[Records provided — start]
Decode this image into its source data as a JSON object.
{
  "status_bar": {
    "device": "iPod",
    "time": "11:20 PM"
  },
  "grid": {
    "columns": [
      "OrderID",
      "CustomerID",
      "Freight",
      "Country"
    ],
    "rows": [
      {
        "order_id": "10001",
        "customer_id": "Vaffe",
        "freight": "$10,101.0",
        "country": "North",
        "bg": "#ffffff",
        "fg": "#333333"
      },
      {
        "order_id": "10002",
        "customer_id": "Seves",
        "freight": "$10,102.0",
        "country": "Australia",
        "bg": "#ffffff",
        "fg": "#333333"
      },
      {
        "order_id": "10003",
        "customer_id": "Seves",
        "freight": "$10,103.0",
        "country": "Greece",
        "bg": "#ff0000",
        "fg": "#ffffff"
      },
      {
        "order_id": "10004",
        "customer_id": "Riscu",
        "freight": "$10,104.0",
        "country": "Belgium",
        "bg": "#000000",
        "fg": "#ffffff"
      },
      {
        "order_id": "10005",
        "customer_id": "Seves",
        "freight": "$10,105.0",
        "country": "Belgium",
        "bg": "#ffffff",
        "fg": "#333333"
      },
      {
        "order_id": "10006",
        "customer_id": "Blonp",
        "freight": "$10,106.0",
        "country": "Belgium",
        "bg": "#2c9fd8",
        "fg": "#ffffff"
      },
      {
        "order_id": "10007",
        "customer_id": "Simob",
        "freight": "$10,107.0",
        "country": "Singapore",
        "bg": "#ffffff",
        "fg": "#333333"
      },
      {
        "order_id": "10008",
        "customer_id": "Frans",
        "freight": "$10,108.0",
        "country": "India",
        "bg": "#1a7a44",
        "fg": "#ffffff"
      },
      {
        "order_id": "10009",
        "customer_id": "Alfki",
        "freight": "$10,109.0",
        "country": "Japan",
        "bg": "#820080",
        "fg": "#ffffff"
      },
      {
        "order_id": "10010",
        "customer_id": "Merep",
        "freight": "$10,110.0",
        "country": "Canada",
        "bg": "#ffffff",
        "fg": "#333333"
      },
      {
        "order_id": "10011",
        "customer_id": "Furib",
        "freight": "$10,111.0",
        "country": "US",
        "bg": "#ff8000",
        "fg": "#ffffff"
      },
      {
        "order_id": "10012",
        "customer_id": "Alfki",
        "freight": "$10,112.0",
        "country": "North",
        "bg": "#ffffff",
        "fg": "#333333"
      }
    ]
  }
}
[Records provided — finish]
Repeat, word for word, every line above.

Result —
Decode this image into its source data as a JSON object.
{
  "status_bar": {
    "device": "iPod",
    "time": "11:20 PM"
  },
  "grid": {
    "columns": [
      "OrderID",
      "CustomerID",
      "Freight",
      "Country"
    ],
    "rows": [
      {
        "order_id": "10001",
        "customer_id": "Vaffe",
        "freight": "$10,101.0",
        "country": "North",
        "bg": "#ffffff",
        "fg": "#333333"
      },
      {
        "order_id": "10002",
        "customer_id": "Seves",
        "freight": "$10,102.0",
        "country": "Australia",
        "bg": "#ffffff",
        "fg": "#333333"
      },
      {
        "order_id": "10003",
        "customer_id": "Seves",
        "freight": "$10,103.0",
        "country": "Greece",
        "bg": "#ff0000",
        "fg": "#ffffff"
      },
      {
        "order_id": "10004",
        "customer_id": "Riscu",
        "freight": "$10,104.0",
        "country": "Belgium",
        "bg": "#000000",
        "fg": "#ffffff"
      },
      {
        "order_id": "10005",
        "customer_id": "Seves",
        "freight": "$10,105.0",
        "country": "Belgium",
        "bg": "#ffffff",
        "fg": "#333333"
      },
      {
        "order_id": "10006",
        "customer_id": "Blonp",
        "freight": "$10,106.0",
        "country": "Belgium",
        "bg": "#2c9fd8",
        "fg": "#ffffff"
      },
      {
        "order_id": "10007",
        "customer_id": "Simob",
        "freight": "$10,107.0",
        "country": "Singapore",
        "bg": "#ffffff",
        "fg": "#333333"
      },
      {
        "order_id": "10008",
        "customer_id": "Frans",
        "freight": "$10,108.0",
        "country": "India",
        "bg": "#1a7a44",
        "fg": "#ffffff"
      },
      {
        "order_id": "10009",
        "customer_id": "Alfki",
        "freight": "$10,109.0",
        "country": "Japan",
        "bg": "#820080",
        "fg": "#ffffff"
      },
      {
        "order_id": "10010",
        "customer_id": "Merep",
        "freight": "$10,110.0",
        "country": "Canada",
        "bg": "#ffffff",
        "fg": "#333333"
      },
      {
        "order_id": "10011",
        "customer_id": "Furib",
        "freight": "$10,111.0",
        "country": "US",
        "bg": "#ff8000",
        "fg": "#ffffff"
      },
      {
        "order_id": "10012",
        "customer_id": "Alfki",
        "freight": "$10,112.0",
        "country": "North",
        "bg": "#ffffff",
        "fg": "#333333"
      }
    ]
  }
}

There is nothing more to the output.